= DATA SECTION =
####
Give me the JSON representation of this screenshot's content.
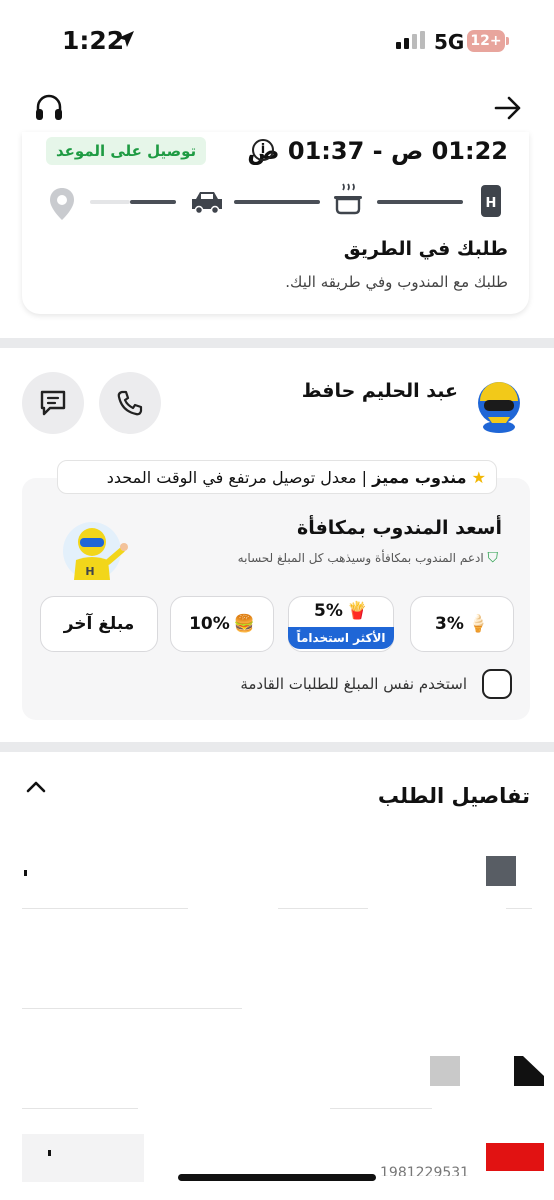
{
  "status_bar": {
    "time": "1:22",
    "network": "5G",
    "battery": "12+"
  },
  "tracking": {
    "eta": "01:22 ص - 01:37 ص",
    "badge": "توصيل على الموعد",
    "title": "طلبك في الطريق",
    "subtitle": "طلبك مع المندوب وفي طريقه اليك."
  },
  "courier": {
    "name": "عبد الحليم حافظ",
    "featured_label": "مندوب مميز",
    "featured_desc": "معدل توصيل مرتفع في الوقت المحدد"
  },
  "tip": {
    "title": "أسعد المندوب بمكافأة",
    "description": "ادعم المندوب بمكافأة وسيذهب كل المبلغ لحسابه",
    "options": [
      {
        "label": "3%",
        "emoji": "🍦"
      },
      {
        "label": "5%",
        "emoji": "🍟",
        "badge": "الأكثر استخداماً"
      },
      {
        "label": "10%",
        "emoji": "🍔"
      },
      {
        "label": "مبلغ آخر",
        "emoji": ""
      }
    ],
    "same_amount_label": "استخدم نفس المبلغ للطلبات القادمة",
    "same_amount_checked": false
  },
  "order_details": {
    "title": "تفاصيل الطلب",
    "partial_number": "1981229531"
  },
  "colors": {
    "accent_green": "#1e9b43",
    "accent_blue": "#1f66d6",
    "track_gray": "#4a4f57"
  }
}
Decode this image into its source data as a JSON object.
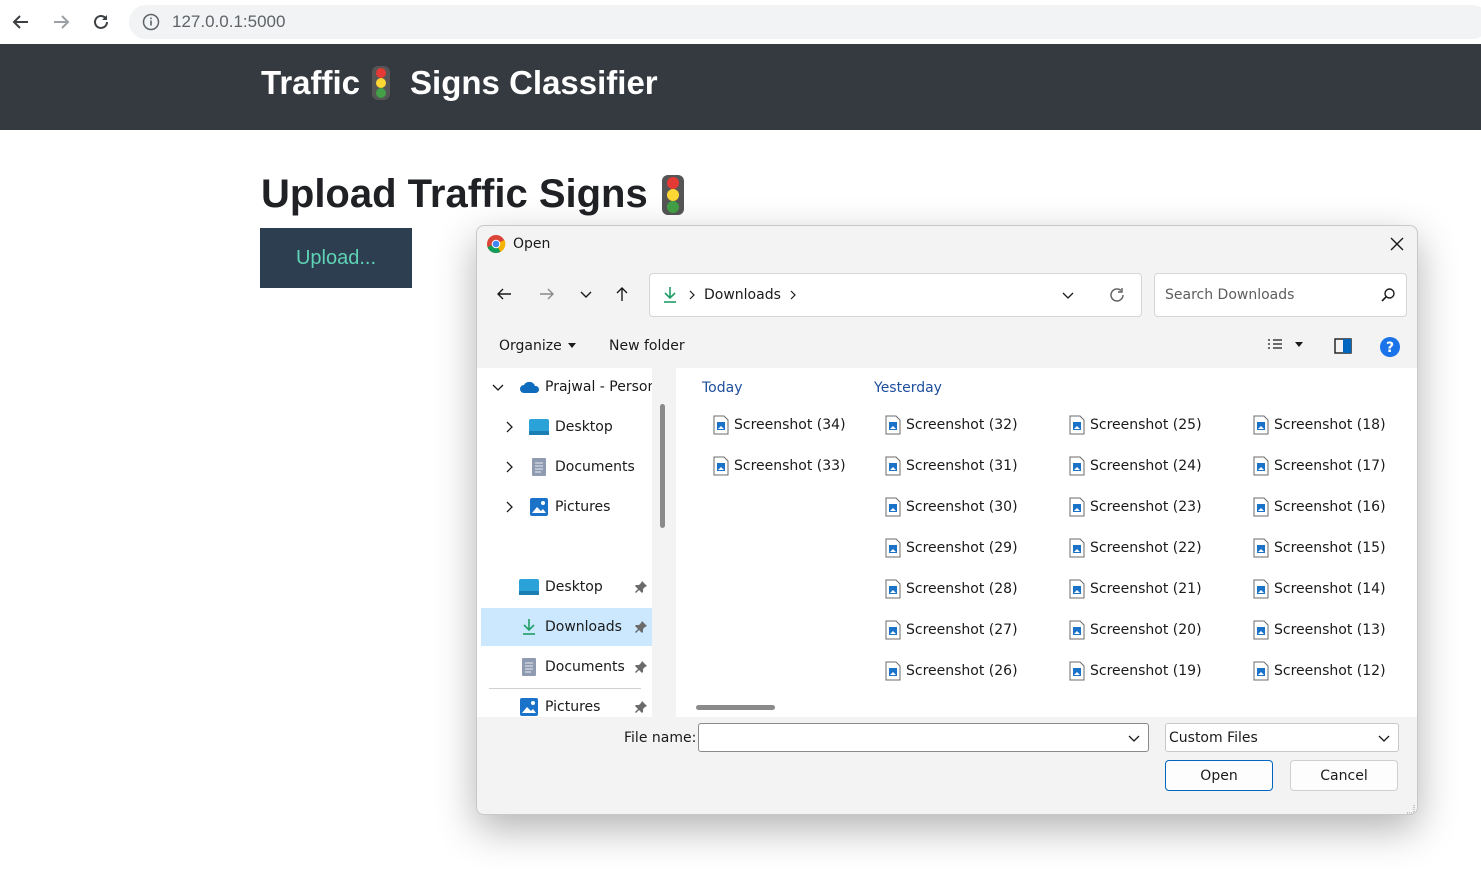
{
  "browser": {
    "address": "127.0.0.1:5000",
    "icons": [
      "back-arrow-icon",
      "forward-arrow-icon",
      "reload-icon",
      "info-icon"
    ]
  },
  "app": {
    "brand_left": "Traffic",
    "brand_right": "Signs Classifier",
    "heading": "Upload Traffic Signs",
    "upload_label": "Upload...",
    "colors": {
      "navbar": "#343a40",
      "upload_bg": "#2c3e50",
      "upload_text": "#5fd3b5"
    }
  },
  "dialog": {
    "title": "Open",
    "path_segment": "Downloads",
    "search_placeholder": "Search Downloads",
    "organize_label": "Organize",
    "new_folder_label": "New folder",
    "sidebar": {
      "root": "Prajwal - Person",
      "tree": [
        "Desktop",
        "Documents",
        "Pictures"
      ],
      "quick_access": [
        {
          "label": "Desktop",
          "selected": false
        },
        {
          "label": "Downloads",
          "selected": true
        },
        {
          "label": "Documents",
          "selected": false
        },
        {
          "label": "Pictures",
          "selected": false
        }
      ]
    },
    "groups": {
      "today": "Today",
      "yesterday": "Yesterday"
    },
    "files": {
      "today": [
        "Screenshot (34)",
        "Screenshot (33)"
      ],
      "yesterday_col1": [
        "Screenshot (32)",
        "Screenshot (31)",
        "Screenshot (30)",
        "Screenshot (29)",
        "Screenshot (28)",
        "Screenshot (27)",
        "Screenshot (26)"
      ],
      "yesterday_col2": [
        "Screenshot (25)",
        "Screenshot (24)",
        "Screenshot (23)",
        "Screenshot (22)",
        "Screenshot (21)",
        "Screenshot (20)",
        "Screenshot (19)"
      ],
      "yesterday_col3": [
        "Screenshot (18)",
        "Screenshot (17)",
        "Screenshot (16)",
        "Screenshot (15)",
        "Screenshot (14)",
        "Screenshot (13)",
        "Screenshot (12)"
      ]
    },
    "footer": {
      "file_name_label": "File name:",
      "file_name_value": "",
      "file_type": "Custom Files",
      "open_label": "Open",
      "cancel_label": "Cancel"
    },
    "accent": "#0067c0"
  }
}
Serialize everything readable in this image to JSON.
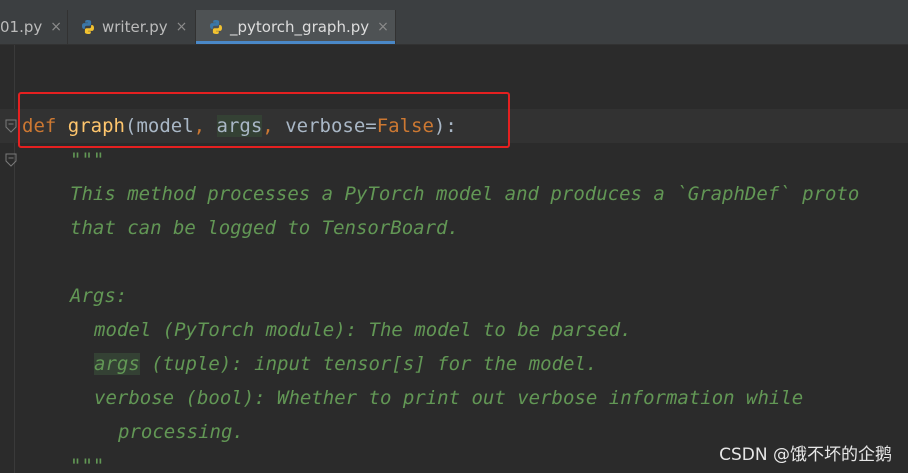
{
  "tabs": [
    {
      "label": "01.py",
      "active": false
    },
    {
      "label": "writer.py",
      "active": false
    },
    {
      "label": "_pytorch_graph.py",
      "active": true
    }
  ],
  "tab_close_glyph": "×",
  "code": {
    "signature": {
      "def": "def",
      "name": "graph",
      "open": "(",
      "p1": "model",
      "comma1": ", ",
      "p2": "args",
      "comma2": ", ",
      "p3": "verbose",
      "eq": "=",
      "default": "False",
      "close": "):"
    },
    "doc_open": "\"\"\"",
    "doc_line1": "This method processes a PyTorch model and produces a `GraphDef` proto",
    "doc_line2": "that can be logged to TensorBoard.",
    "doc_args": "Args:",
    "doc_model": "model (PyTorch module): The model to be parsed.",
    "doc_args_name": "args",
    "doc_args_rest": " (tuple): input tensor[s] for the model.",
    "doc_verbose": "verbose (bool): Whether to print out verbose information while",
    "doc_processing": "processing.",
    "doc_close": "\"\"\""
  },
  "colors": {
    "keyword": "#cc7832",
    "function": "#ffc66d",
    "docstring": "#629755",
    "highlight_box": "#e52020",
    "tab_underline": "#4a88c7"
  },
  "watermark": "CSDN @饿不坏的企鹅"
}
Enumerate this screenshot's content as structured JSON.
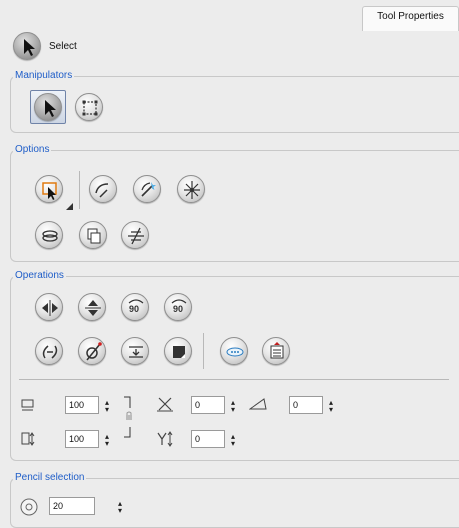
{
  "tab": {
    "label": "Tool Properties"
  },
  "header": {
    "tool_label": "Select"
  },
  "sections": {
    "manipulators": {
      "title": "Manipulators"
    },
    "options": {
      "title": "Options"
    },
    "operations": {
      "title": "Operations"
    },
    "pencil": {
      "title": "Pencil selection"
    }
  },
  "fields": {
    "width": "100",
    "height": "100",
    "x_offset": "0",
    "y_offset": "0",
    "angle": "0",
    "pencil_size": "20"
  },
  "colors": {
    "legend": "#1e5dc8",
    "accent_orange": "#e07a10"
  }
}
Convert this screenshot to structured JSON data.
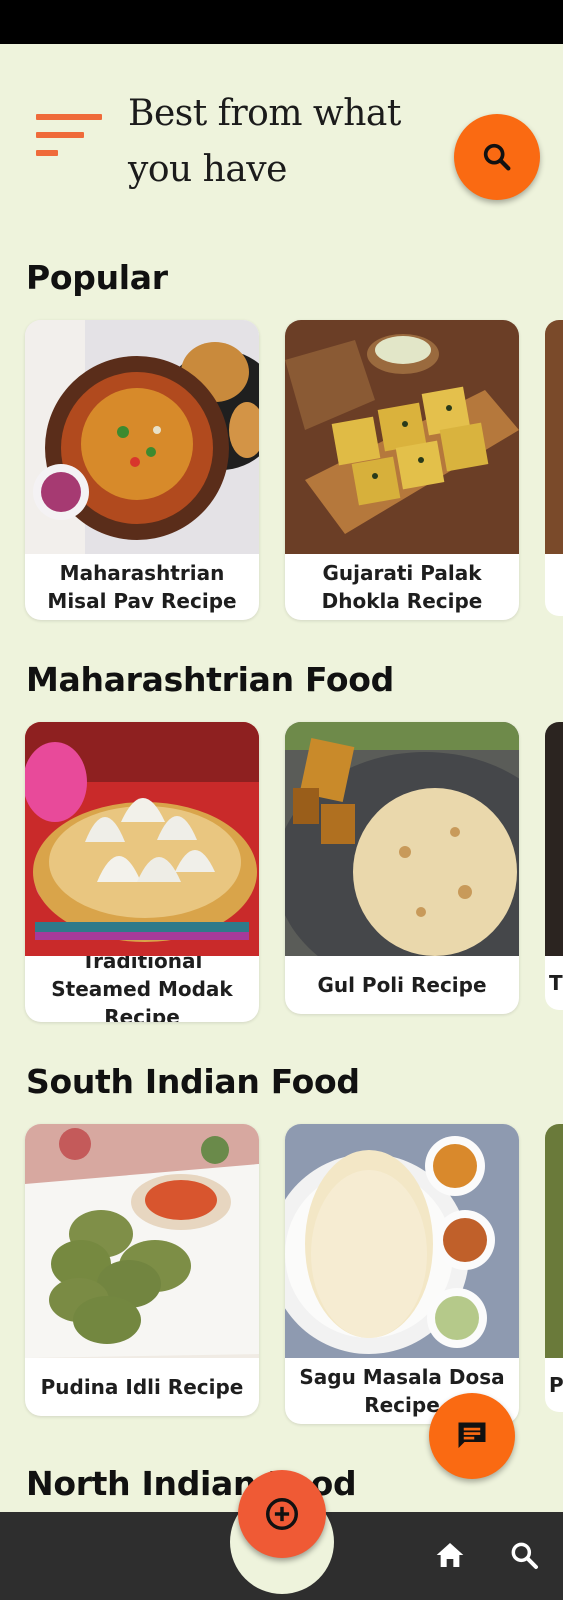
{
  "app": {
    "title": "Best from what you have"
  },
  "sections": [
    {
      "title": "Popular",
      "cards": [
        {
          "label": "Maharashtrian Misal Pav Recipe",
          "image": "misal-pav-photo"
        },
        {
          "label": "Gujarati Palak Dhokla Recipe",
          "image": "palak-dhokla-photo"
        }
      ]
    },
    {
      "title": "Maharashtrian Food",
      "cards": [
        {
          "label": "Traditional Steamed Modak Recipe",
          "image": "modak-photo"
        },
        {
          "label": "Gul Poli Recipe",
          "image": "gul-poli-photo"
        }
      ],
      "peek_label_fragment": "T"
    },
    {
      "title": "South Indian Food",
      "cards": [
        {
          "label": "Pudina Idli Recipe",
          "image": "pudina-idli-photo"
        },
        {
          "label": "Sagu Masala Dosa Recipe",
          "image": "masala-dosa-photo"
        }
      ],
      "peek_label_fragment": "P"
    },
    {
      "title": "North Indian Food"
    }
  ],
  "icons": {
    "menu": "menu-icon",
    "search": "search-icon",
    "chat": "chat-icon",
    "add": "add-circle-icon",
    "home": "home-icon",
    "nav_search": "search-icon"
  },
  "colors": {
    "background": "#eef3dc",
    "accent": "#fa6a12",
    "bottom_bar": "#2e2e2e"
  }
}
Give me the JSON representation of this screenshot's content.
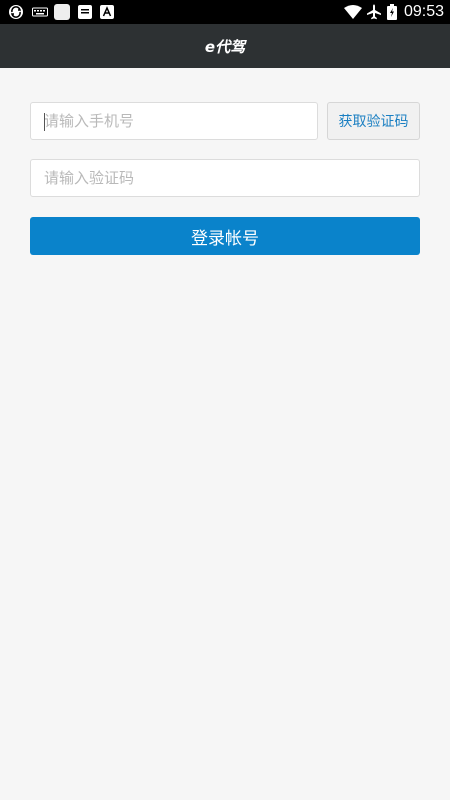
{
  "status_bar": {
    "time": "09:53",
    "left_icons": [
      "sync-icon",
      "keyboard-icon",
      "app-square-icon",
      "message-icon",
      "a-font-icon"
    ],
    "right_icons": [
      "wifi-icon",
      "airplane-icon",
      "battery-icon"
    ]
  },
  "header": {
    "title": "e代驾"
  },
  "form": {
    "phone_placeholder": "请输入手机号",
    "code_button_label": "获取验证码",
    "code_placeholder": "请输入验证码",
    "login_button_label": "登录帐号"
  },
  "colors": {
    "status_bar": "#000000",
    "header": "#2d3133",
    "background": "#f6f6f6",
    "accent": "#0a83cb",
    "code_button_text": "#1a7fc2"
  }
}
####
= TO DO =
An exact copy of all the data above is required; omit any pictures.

= RESPONSE BELOW =
Give me the JSON representation of this screenshot's content.
{
  "status_bar": {
    "time": "1:22",
    "network": "5G",
    "battery": "12+"
  },
  "tracking": {
    "eta": "01:22 ص - 01:37 ص",
    "badge": "توصيل على الموعد",
    "title": "طلبك في الطريق",
    "subtitle": "طلبك مع المندوب وفي طريقه اليك."
  },
  "courier": {
    "name": "عبد الحليم حافظ",
    "featured_label": "مندوب مميز",
    "featured_desc": "معدل توصيل مرتفع في الوقت المحدد"
  },
  "tip": {
    "title": "أسعد المندوب بمكافأة",
    "description": "ادعم المندوب بمكافأة وسيذهب كل المبلغ لحسابه",
    "options": [
      {
        "label": "3%",
        "emoji": "🍦"
      },
      {
        "label": "5%",
        "emoji": "🍟",
        "badge": "الأكثر استخداماً"
      },
      {
        "label": "10%",
        "emoji": "🍔"
      },
      {
        "label": "مبلغ آخر",
        "emoji": ""
      }
    ],
    "same_amount_label": "استخدم نفس المبلغ للطلبات القادمة",
    "same_amount_checked": false
  },
  "order_details": {
    "title": "تفاصيل الطلب",
    "partial_number": "1981229531"
  },
  "colors": {
    "accent_green": "#1e9b43",
    "accent_blue": "#1f66d6",
    "track_gray": "#4a4f57"
  }
}
Decode this image into its source data as a JSON object.
{
  "browser": {
    "address": "127.0.0.1:5000",
    "icons": [
      "back-arrow-icon",
      "forward-arrow-icon",
      "reload-icon",
      "info-icon"
    ]
  },
  "app": {
    "brand_left": "Traffic",
    "brand_right": "Signs Classifier",
    "heading": "Upload Traffic Signs",
    "upload_label": "Upload...",
    "colors": {
      "navbar": "#343a40",
      "upload_bg": "#2c3e50",
      "upload_text": "#5fd3b5"
    }
  },
  "dialog": {
    "title": "Open",
    "path_segment": "Downloads",
    "search_placeholder": "Search Downloads",
    "organize_label": "Organize",
    "new_folder_label": "New folder",
    "sidebar": {
      "root": "Prajwal - Person",
      "tree": [
        "Desktop",
        "Documents",
        "Pictures"
      ],
      "quick_access": [
        {
          "label": "Desktop",
          "selected": false
        },
        {
          "label": "Downloads",
          "selected": true
        },
        {
          "label": "Documents",
          "selected": false
        },
        {
          "label": "Pictures",
          "selected": false
        }
      ]
    },
    "groups": {
      "today": "Today",
      "yesterday": "Yesterday"
    },
    "files": {
      "today": [
        "Screenshot (34)",
        "Screenshot (33)"
      ],
      "yesterday_col1": [
        "Screenshot (32)",
        "Screenshot (31)",
        "Screenshot (30)",
        "Screenshot (29)",
        "Screenshot (28)",
        "Screenshot (27)",
        "Screenshot (26)"
      ],
      "yesterday_col2": [
        "Screenshot (25)",
        "Screenshot (24)",
        "Screenshot (23)",
        "Screenshot (22)",
        "Screenshot (21)",
        "Screenshot (20)",
        "Screenshot (19)"
      ],
      "yesterday_col3": [
        "Screenshot (18)",
        "Screenshot (17)",
        "Screenshot (16)",
        "Screenshot (15)",
        "Screenshot (14)",
        "Screenshot (13)",
        "Screenshot (12)"
      ]
    },
    "footer": {
      "file_name_label": "File name:",
      "file_name_value": "",
      "file_type": "Custom Files",
      "open_label": "Open",
      "cancel_label": "Cancel"
    },
    "accent": "#0067c0"
  }
}
Serialize everything readable in this image to JSON.
{
  "tabs": [
    {
      "label": "01.py",
      "active": false
    },
    {
      "label": "writer.py",
      "active": false
    },
    {
      "label": "_pytorch_graph.py",
      "active": true
    }
  ],
  "tab_close_glyph": "×",
  "code": {
    "signature": {
      "def": "def",
      "name": "graph",
      "open": "(",
      "p1": "model",
      "comma1": ", ",
      "p2": "args",
      "comma2": ", ",
      "p3": "verbose",
      "eq": "=",
      "default": "False",
      "close": "):"
    },
    "doc_open": "\"\"\"",
    "doc_line1": "This method processes a PyTorch model and produces a `GraphDef` proto",
    "doc_line2": "that can be logged to TensorBoard.",
    "doc_args": "Args:",
    "doc_model": "model (PyTorch module): The model to be parsed.",
    "doc_args_name": "args",
    "doc_args_rest": " (tuple): input tensor[s] for the model.",
    "doc_verbose": "verbose (bool): Whether to print out verbose information while",
    "doc_processing": "processing.",
    "doc_close": "\"\"\""
  },
  "colors": {
    "keyword": "#cc7832",
    "function": "#ffc66d",
    "docstring": "#629755",
    "highlight_box": "#e52020",
    "tab_underline": "#4a88c7"
  },
  "watermark": "CSDN @饿不坏的企鹅"
}
Enumerate this screenshot's content as structured JSON.
{
  "tab": {
    "label": "Tool Properties"
  },
  "header": {
    "tool_label": "Select"
  },
  "sections": {
    "manipulators": {
      "title": "Manipulators"
    },
    "options": {
      "title": "Options"
    },
    "operations": {
      "title": "Operations"
    },
    "pencil": {
      "title": "Pencil selection"
    }
  },
  "fields": {
    "width": "100",
    "height": "100",
    "x_offset": "0",
    "y_offset": "0",
    "angle": "0",
    "pencil_size": "20"
  },
  "colors": {
    "legend": "#1e5dc8",
    "accent_orange": "#e07a10"
  }
}
Convert this screenshot to structured JSON data.
{
  "app": {
    "title": "Best from what you have"
  },
  "sections": [
    {
      "title": "Popular",
      "cards": [
        {
          "label": "Maharashtrian Misal Pav Recipe",
          "image": "misal-pav-photo"
        },
        {
          "label": "Gujarati Palak Dhokla Recipe",
          "image": "palak-dhokla-photo"
        }
      ]
    },
    {
      "title": "Maharashtrian Food",
      "cards": [
        {
          "label": "Traditional Steamed Modak Recipe",
          "image": "modak-photo"
        },
        {
          "label": "Gul Poli Recipe",
          "image": "gul-poli-photo"
        }
      ],
      "peek_label_fragment": "T"
    },
    {
      "title": "South Indian Food",
      "cards": [
        {
          "label": "Pudina Idli Recipe",
          "image": "pudina-idli-photo"
        },
        {
          "label": "Sagu Masala Dosa Recipe",
          "image": "masala-dosa-photo"
        }
      ],
      "peek_label_fragment": "P"
    },
    {
      "title": "North Indian Food"
    }
  ],
  "icons": {
    "menu": "menu-icon",
    "search": "search-icon",
    "chat": "chat-icon",
    "add": "add-circle-icon",
    "home": "home-icon",
    "nav_search": "search-icon"
  },
  "colors": {
    "background": "#eef3dc",
    "accent": "#fa6a12",
    "bottom_bar": "#2e2e2e"
  }
}
Give me the JSON representation of this screenshot's content.
{
  "status_bar": {
    "time": "09:53",
    "left_icons": [
      "sync-icon",
      "keyboard-icon",
      "app-square-icon",
      "message-icon",
      "a-font-icon"
    ],
    "right_icons": [
      "wifi-icon",
      "airplane-icon",
      "battery-icon"
    ]
  },
  "header": {
    "title": "e代驾"
  },
  "form": {
    "phone_placeholder": "请输入手机号",
    "code_button_label": "获取验证码",
    "code_placeholder": "请输入验证码",
    "login_button_label": "登录帐号"
  },
  "colors": {
    "status_bar": "#000000",
    "header": "#2d3133",
    "background": "#f6f6f6",
    "accent": "#0a83cb",
    "code_button_text": "#1a7fc2"
  }
}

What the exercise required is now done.